Cliff May

National security hawks lost a battle last week when 71 members of the Senate -- not all of them Democrats -- voted to ratify New START. The treaty limits America’s non-nuclear long-range weapons. Its verification provisions are not as rigorous as those negotiated in the 1991 START treaty. And, perhaps most troubling, the Russians have made clear that they view the agreement as limiting America’s deployment of a comprehensive system of defenses against missile attacks.

President Obama insists that the treaty does not mandate such constraints. What’s more, he has gone on record, for the first time, unambiguously supporting missile defense. National security hawks – not all of them Republicans – should now ask him to back that up with funds for missile defense development, testing and deployment.

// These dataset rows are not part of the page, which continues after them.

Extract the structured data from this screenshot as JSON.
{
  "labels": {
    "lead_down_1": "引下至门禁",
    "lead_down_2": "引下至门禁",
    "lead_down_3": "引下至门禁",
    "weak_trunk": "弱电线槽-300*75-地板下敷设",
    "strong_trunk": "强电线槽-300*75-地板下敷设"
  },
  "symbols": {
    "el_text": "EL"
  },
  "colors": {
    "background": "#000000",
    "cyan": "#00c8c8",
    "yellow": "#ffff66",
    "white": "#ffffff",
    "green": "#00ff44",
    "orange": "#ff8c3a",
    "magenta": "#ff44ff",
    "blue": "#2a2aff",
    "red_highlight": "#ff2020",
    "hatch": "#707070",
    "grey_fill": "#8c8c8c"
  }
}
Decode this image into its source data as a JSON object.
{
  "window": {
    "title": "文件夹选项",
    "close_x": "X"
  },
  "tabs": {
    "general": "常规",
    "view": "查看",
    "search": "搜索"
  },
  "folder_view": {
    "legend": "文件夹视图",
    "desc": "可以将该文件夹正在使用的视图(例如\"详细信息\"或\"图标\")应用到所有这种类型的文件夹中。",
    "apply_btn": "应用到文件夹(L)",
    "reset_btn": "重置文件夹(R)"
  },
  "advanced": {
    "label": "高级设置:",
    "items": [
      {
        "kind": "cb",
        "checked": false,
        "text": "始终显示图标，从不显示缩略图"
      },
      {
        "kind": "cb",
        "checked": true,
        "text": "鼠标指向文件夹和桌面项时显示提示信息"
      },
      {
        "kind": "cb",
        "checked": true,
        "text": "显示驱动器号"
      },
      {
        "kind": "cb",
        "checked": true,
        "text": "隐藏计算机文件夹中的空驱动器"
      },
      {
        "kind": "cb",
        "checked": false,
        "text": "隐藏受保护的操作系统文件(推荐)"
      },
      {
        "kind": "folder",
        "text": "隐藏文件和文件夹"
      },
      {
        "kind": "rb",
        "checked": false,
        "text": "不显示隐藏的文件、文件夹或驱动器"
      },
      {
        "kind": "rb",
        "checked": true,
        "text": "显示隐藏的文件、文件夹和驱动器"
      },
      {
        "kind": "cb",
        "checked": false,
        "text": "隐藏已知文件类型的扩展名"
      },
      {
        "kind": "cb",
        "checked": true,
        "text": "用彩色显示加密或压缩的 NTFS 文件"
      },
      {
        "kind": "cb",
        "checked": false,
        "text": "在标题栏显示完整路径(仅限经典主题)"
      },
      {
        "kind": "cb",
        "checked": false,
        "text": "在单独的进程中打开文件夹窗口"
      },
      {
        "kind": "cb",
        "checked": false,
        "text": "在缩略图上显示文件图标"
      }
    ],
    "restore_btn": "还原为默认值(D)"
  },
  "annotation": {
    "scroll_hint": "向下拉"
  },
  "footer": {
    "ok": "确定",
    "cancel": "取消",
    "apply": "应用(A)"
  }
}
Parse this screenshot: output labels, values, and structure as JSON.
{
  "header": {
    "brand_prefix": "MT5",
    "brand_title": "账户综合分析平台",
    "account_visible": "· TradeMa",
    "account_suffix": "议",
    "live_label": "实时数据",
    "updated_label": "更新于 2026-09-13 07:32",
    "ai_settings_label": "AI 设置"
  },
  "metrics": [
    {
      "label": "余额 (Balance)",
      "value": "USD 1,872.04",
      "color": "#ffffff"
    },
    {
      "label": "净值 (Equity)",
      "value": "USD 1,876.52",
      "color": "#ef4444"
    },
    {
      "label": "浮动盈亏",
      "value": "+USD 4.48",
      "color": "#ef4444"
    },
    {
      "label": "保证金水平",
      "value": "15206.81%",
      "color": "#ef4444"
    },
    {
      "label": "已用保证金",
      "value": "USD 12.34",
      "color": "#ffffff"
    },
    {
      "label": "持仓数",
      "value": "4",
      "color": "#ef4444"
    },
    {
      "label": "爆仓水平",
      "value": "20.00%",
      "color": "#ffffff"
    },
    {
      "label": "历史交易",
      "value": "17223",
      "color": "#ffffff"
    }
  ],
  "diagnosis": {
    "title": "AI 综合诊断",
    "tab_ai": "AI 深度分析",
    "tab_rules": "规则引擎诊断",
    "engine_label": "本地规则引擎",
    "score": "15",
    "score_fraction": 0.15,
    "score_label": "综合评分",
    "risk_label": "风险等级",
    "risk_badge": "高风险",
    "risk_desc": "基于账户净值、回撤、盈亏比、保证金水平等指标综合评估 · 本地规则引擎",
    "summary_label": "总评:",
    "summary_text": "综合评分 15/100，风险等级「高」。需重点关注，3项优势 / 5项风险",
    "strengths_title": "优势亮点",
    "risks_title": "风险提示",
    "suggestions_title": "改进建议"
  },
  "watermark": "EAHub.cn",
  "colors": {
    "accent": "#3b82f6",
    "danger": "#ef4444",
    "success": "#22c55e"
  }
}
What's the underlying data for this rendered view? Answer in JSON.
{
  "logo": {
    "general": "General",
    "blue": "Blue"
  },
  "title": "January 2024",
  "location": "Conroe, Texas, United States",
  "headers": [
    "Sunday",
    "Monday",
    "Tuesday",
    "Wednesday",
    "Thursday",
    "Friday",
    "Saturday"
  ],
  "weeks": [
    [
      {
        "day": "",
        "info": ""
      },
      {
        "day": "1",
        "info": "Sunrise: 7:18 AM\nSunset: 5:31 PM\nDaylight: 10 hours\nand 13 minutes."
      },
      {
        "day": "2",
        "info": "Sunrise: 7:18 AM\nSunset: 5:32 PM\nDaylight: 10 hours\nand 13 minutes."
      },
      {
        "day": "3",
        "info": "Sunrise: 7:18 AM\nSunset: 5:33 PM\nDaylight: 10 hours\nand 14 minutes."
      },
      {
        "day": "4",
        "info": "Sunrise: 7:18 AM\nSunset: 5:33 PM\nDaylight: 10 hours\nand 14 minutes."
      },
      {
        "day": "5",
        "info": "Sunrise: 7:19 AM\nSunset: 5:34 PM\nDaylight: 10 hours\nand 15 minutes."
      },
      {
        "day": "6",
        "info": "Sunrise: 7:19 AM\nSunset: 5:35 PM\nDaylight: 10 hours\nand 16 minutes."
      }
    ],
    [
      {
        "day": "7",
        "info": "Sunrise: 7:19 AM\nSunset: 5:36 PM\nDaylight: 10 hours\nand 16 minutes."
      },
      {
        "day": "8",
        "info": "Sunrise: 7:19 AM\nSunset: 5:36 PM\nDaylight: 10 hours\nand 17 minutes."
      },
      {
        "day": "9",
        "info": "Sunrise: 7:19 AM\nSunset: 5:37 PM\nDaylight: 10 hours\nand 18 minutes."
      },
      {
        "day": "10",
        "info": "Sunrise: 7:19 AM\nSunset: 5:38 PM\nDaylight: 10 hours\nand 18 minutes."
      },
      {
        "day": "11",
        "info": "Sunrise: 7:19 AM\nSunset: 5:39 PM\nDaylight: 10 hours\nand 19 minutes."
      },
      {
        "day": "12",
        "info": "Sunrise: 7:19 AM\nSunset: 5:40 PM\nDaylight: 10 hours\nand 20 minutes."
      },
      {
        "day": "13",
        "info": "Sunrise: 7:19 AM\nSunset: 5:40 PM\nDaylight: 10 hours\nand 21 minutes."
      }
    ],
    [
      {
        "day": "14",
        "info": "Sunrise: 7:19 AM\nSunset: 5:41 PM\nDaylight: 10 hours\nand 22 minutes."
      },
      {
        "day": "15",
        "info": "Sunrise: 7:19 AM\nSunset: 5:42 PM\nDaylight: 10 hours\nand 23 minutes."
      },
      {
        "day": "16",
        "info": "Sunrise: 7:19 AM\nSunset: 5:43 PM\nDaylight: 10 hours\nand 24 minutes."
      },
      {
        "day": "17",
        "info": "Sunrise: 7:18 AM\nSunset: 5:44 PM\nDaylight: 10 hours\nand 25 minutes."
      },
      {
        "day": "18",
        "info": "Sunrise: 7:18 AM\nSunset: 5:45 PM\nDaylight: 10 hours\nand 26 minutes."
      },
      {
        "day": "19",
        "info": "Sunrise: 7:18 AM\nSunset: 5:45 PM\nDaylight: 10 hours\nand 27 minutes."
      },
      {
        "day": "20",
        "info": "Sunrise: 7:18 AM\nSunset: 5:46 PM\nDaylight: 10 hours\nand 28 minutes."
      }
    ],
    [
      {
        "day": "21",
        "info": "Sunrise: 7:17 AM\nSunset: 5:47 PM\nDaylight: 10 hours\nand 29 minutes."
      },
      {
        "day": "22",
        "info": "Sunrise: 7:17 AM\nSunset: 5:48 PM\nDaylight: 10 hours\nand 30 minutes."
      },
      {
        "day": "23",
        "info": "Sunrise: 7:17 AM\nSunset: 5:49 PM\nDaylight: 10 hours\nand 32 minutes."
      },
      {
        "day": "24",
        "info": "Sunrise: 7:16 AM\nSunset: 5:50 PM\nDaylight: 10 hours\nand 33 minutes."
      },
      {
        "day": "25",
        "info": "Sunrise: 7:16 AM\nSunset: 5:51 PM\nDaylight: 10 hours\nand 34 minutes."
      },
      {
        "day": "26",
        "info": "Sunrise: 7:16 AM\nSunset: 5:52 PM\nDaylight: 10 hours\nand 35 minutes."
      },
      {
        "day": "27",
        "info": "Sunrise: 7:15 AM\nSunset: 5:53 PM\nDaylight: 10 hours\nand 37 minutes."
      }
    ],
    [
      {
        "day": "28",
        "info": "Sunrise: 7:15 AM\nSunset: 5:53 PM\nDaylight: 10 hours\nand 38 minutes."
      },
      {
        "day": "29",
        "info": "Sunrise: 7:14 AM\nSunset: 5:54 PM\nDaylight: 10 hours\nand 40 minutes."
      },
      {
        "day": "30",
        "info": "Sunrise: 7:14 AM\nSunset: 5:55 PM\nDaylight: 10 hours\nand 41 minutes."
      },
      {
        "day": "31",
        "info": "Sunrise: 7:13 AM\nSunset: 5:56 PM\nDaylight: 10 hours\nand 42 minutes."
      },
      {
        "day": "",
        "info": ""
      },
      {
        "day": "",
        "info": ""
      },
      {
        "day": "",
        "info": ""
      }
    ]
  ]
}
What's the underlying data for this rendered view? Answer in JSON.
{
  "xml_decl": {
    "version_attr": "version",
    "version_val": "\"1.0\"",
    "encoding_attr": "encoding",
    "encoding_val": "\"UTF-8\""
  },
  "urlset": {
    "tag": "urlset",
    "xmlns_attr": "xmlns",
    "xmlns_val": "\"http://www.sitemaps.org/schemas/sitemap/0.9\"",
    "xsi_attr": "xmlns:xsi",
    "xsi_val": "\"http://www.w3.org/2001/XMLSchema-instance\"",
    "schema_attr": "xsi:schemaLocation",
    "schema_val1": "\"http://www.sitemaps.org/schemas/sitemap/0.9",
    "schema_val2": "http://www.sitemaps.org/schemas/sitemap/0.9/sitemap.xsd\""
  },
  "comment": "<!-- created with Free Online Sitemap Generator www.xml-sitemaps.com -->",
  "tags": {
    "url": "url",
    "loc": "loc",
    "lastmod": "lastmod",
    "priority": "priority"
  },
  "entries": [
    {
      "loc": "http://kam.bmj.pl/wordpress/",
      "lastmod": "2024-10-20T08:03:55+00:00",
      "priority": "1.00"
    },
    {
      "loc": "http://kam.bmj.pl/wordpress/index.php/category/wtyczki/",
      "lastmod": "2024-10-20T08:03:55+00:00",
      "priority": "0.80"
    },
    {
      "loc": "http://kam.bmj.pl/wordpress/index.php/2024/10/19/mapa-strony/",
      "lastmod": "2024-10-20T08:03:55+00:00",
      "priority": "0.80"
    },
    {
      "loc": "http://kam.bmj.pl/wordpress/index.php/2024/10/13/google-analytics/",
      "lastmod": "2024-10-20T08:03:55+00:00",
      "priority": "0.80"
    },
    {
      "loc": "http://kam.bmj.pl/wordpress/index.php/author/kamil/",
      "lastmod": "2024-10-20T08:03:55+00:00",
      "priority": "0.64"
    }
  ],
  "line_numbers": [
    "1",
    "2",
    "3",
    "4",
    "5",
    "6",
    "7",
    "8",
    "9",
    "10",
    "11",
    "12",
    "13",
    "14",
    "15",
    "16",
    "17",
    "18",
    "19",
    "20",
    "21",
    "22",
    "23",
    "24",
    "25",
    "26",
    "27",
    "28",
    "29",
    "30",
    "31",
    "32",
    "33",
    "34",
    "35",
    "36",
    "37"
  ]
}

A world without nuclear weapons is a lovely dream but one that will not be realized during the lifetime of anyone reading this column. What is feasible in the foreseeable future: a world in which aggressors know that America has the means to prevent missiles armed with nuclear warheads from reaching their intended victims.

In September, Sen. Jim DeMint (R-SC) offered an amendment to the resolution to ratify New START that would have committed the U.S. to exactly this goal: deploying “as rapidly as technology permits an effective and layered missile defense system capable of defending the territory of the United States and its allies against all ballistic missile attacks."

Why would anyone oppose that? During the Cold War, we relied on MAD: Mutually Assured Destruction. The idea was that so long as both we and the Soviets left ourselves vulnerable, neither would see benefit in being the first to strike. Proponents of “strategic deterrence” argue that the doctrine served us well then and that it would be a mistake to abandon it now.

I would argue that MAD was not crazy – not at a time when effective missile defense was barely a twinkle in Ronald Reagan’s eye and the Soviet Union, though an evil empire, was not an irrational one. Soviet rulers did not believe that martyrs for Communism would be greeted in Paradise by black-eyed virgins or that an apocalypse would summon the Mahdi (the Islamic messiah) from occultation.

This, too, has changed: Since the collapse of the Berlin Wall, American scientists have made astonishing progress in missile defense technology. Not long ago there were those who insisted it was impossible to hit a bullet with a bullet. Now we have the means to hit a spot on a bullet. And much additional progress can be achieved if we will make the necessary investments in such technologies as the ABL, an aircraft-based laser that could be flown near potential ballistic-missile launch locations.

Cliff May

Clifford D. May is the President of the Foundation for the Defense of Democracies.